- Evidence suggests people who have received the COVID “vaccine” may have a reduced lifespan as a result of the acute, subacute and long-term effects from the COVID injection
- If you’ve gotten the COVID shot, consider yourself high risk for COVID and implement a daily prophylaxis protocol. This means optimizing your metabolic flexibility, vitamin D, and taking vitamin C, zinc and a zinc ionophore on a daily basis, at least throughout cold and flu season
- Evidence shows NAC may be used to prevent blood clots and break up any that might already have formed
- If you’re low risk for COVID and have not been vaccinated, make sure you have these items on hand and begin treating at the very first signs of cold or flu symptoms
- Also buy yourself a tabletop jet nebulizer, some saline solution and food grade hydrogen peroxide. Nebulized peroxide is an excellent go-to both for prevention and treatment, regardless of the stage the respiratory infection is in. For prevention, nebulize every other day. For treatment, use at first signs of respiratory infection
In this interview, return guest Dr. Vladimir Zelenko discusses an incredibly serious concern, one shared with at least two other highly credible experts — Michael Yeadon, Ph.D., a life science researcher and former vice-president and chief scientist of allergy and respiratory research at Pfizer, and professor Luc Montagnier, a world-renowned virologist who won the Nobel prize for his discovery of HIV.
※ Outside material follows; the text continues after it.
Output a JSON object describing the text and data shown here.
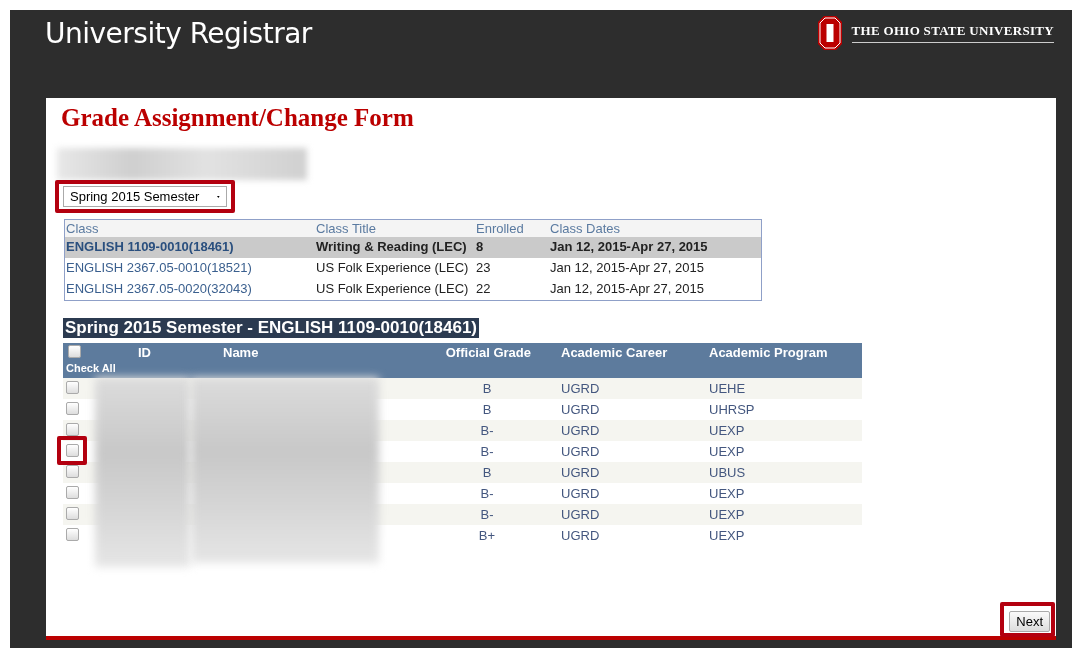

Yeadon, Montagnier and Zelenko all believe the COVID-19 shots could reduce life expectancy by several decades, depending on several factors, including whether you’re required to get booster shots. In fact, there may be reason to suspect that many who get the jabs and subsequent boosters could lose their lives within two to three years, as a result of pathogenic priming.1,2
Many may not realize that when I was a youngster I was a Boy Scout, but you might know their motto is “Be Prepared.” It is an approach that has served me well over the years. I am not stating unequivocally that dire outcome will materialize, as my interview next week with Dr. Peter McCullough goes into. However, it would seem prudent to have a good protocol in your hands in anticipation of a worst-case scenario.
So, on that note, Zelenko and I take a deep dive into what can be done to prevent such a fate. Zelenko categorizes the risks of COVID-19 “vaccines” into three categories: acute, subacute and long-term, so let’s begin by reviewing the primary risks found in each of these categories.